FAA let Boeing 737 Max continue to fly even as review found serious crash risk
The FAA analysis, dated 3 December 2018, was released on Wednesday during a House committee hearing into US’s top aviation oversight of the aircraft’s certification. The review predicted 15 fatal crashes were possible if no changes were made to flight-control software, which has been implicated in both crashes, over the course of the plane’s lifetime.
According to the Wall Street Journal, FAA officials had major concerns about the Max’s MCAS stall prevention software, which investigators have blamed for the Lion Air crash. But they decided to certify the plane anyway in anticipation of Boeing fixing the software and, in the meantime, telling aircrew worldwide how to respond to MCAS issues.
The 737 Max is the fastest-selling airplane in Boeing history, accumulating nearly 4,700 orders from more than 100 customers worldwide.
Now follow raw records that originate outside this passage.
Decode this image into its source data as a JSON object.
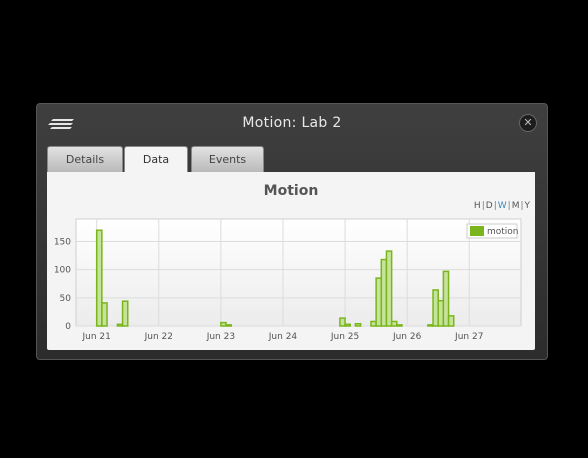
{
  "window": {
    "title": "Motion:  Lab 2",
    "close_icon": "close-icon"
  },
  "tabs": [
    {
      "label": "Details",
      "active": false
    },
    {
      "label": "Data",
      "active": true
    },
    {
      "label": "Events",
      "active": false
    }
  ],
  "ranges": [
    "H",
    "D",
    "W",
    "M",
    "Y"
  ],
  "selected_range": "W",
  "colors": {
    "bar_fill": "#c6e39a",
    "bar_stroke": "#7ab51d",
    "selected_range": "#3a8ab8"
  },
  "chart_data": {
    "type": "bar",
    "title": "Motion",
    "xlabel": "",
    "ylabel": "",
    "ylim": [
      0,
      190
    ],
    "yticks": [
      0,
      50,
      100,
      150
    ],
    "xlim": [
      "2016-06-20T16:00",
      "2016-06-27T20:00"
    ],
    "xticks": [
      {
        "label": "Jun 21",
        "x": "2016-06-21T00:00"
      },
      {
        "label": "Jun 22",
        "x": "2016-06-22T00:00"
      },
      {
        "label": "Jun 23",
        "x": "2016-06-23T00:00"
      },
      {
        "label": "Jun 24",
        "x": "2016-06-24T00:00"
      },
      {
        "label": "Jun 25",
        "x": "2016-06-25T00:00"
      },
      {
        "label": "Jun 26",
        "x": "2016-06-26T00:00"
      },
      {
        "label": "Jun 27",
        "x": "2016-06-27T00:00"
      }
    ],
    "grid": true,
    "legend": "top-right",
    "series": [
      {
        "name": "motion",
        "points": [
          {
            "x": "2016-06-21T00:00",
            "y": 170
          },
          {
            "x": "2016-06-21T02:00",
            "y": 41
          },
          {
            "x": "2016-06-21T08:00",
            "y": 3
          },
          {
            "x": "2016-06-21T10:00",
            "y": 44
          },
          {
            "x": "2016-06-23T00:00",
            "y": 6
          },
          {
            "x": "2016-06-23T02:00",
            "y": 2
          },
          {
            "x": "2016-06-24T22:00",
            "y": 14
          },
          {
            "x": "2016-06-25T00:00",
            "y": 3
          },
          {
            "x": "2016-06-25T04:00",
            "y": 4
          },
          {
            "x": "2016-06-25T10:00",
            "y": 8
          },
          {
            "x": "2016-06-25T12:00",
            "y": 85
          },
          {
            "x": "2016-06-25T14:00",
            "y": 118
          },
          {
            "x": "2016-06-25T16:00",
            "y": 133
          },
          {
            "x": "2016-06-25T18:00",
            "y": 8
          },
          {
            "x": "2016-06-25T20:00",
            "y": 2
          },
          {
            "x": "2016-06-26T08:00",
            "y": 2
          },
          {
            "x": "2016-06-26T10:00",
            "y": 64
          },
          {
            "x": "2016-06-26T12:00",
            "y": 45
          },
          {
            "x": "2016-06-26T14:00",
            "y": 97
          },
          {
            "x": "2016-06-26T16:00",
            "y": 18
          }
        ]
      }
    ]
  }
}
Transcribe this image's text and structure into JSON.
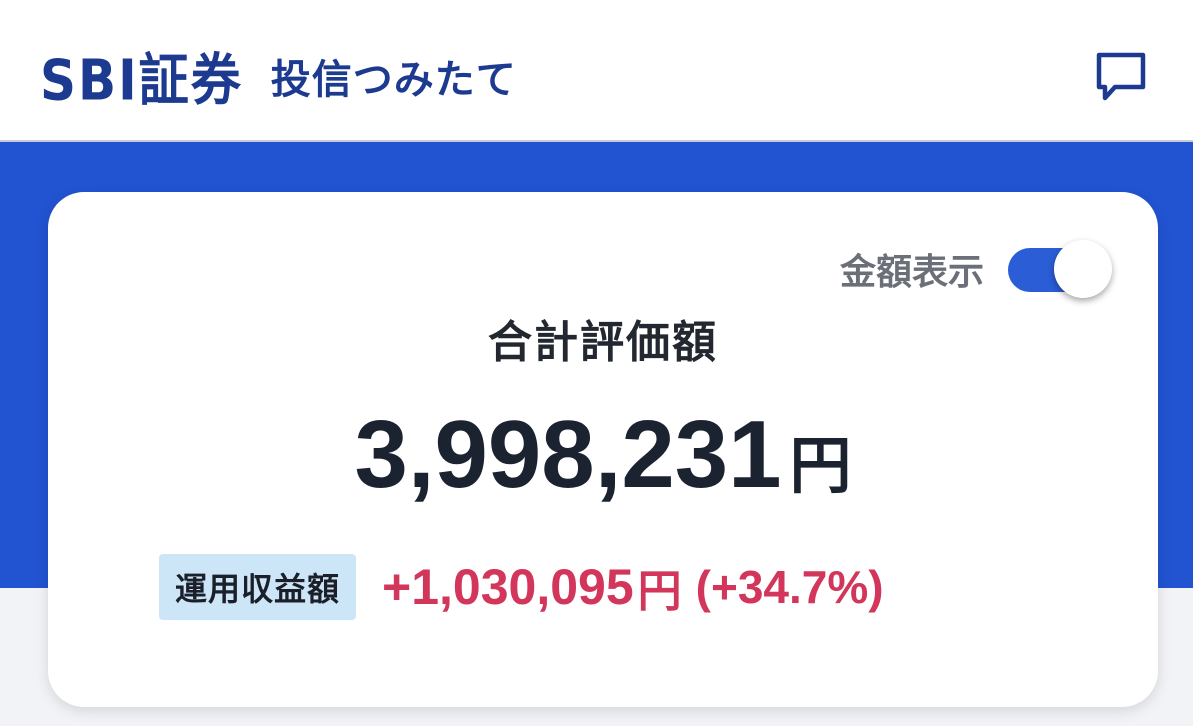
{
  "header": {
    "brand": "SBI証券",
    "subtitle": "投信つみたて",
    "chat_icon": "chat-bubble-icon"
  },
  "card": {
    "toggle_label": "金額表示",
    "toggle_on": true,
    "total_label": "合計評価額",
    "total_value": "3,998,231",
    "total_unit": "円",
    "profit_label": "運用収益額",
    "profit_value": "+1,030,095",
    "profit_unit": "円",
    "profit_percent": "(+34.7%)"
  },
  "colors": {
    "brand": "#1c3a8f",
    "accent_blue": "#2253d1",
    "toggle_on": "#2b5dd6",
    "profit": "#d2365a",
    "badge_bg": "#cde6f7"
  }
}
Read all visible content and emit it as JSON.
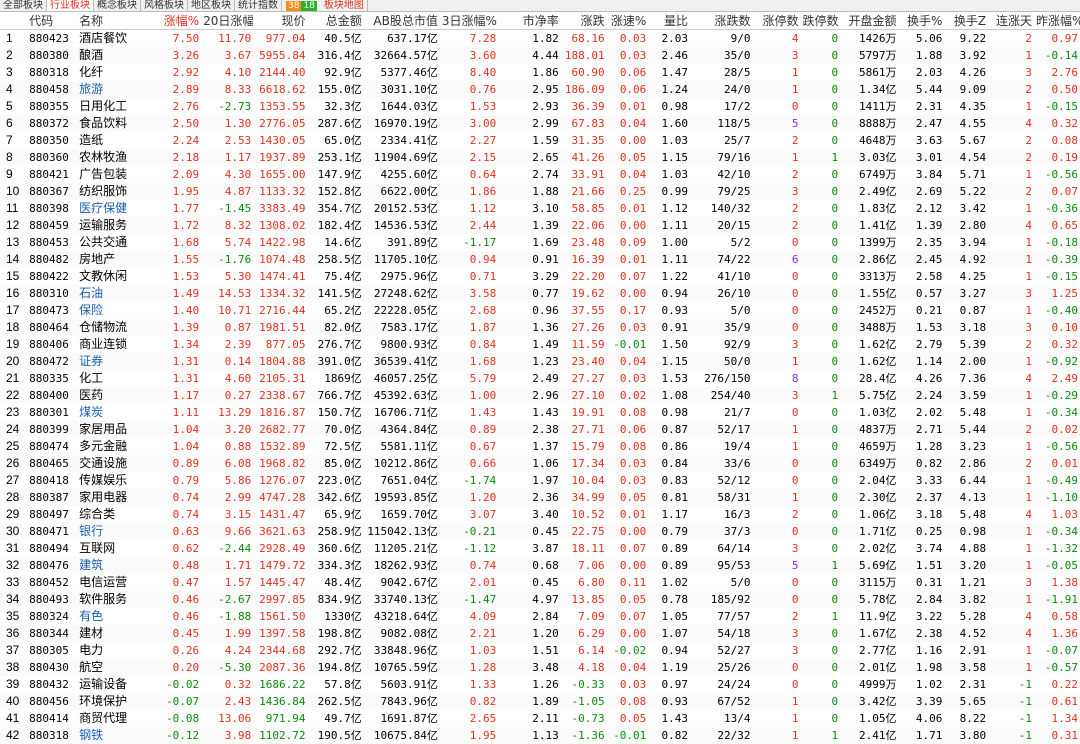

Boeing had hoped to get the plane back in the air this year after a major overhaul, but the FAA has said the recertification process will stretch into 2020.